**Material shown**
---------------

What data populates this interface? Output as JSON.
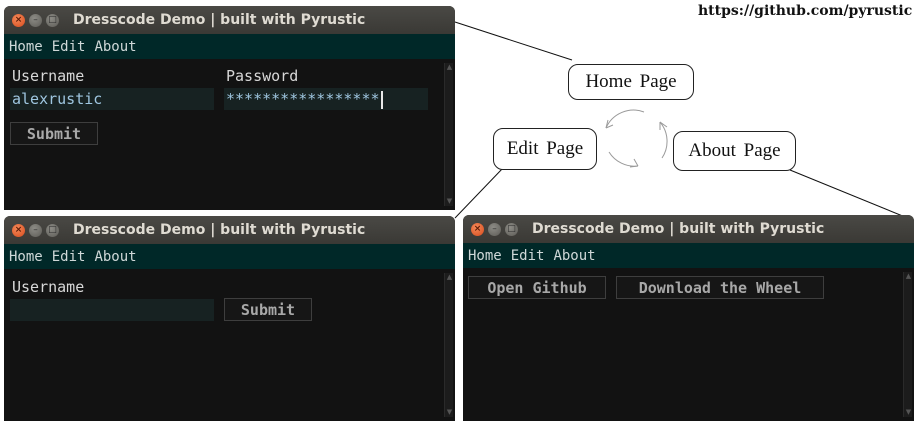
{
  "url_text": "https://github.com/pyrustic",
  "window_title": "Dresscode Demo | built with Pyrustic",
  "titlebar_buttons": {
    "close": "×",
    "minimize": "–",
    "maximize": "□"
  },
  "menu": [
    "Home",
    "Edit",
    "About"
  ],
  "home_window": {
    "username_label": "Username",
    "password_label": "Password",
    "username_value": "alexrustic",
    "password_value": "*****************",
    "submit_label": "Submit"
  },
  "edit_window": {
    "username_label": "Username",
    "username_value": "",
    "submit_label": "Submit"
  },
  "about_window": {
    "github_button": "Open Github",
    "wheel_button": "Download the Wheel"
  },
  "diagram": {
    "home_bubble": "Home Page",
    "edit_bubble": "Edit Page",
    "about_bubble": "About Page"
  },
  "icons": {
    "cycle": "cycle-arrows-icon"
  },
  "colors": {
    "menubar": "#002828",
    "window_bg": "#121212",
    "close_button": "#e05a2a"
  }
}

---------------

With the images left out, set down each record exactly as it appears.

**Final answer**
What data populates this interface? Output as JSON.
{
  "url_text": "https://github.com/pyrustic",
  "window_title": "Dresscode Demo | built with Pyrustic",
  "titlebar_buttons": {
    "close": "×",
    "minimize": "–",
    "maximize": "□"
  },
  "menu": [
    "Home",
    "Edit",
    "About"
  ],
  "home_window": {
    "username_label": "Username",
    "password_label": "Password",
    "username_value": "alexrustic",
    "password_value": "*****************",
    "submit_label": "Submit"
  },
  "edit_window": {
    "username_label": "Username",
    "username_value": "",
    "submit_label": "Submit"
  },
  "about_window": {
    "github_button": "Open Github",
    "wheel_button": "Download the Wheel"
  },
  "diagram": {
    "home_bubble": "Home Page",
    "edit_bubble": "Edit Page",
    "about_bubble": "About Page"
  },
  "icons": {
    "cycle": "cycle-arrows-icon"
  },
  "colors": {
    "menubar": "#002828",
    "window_bg": "#121212",
    "close_button": "#e05a2a"
  }
}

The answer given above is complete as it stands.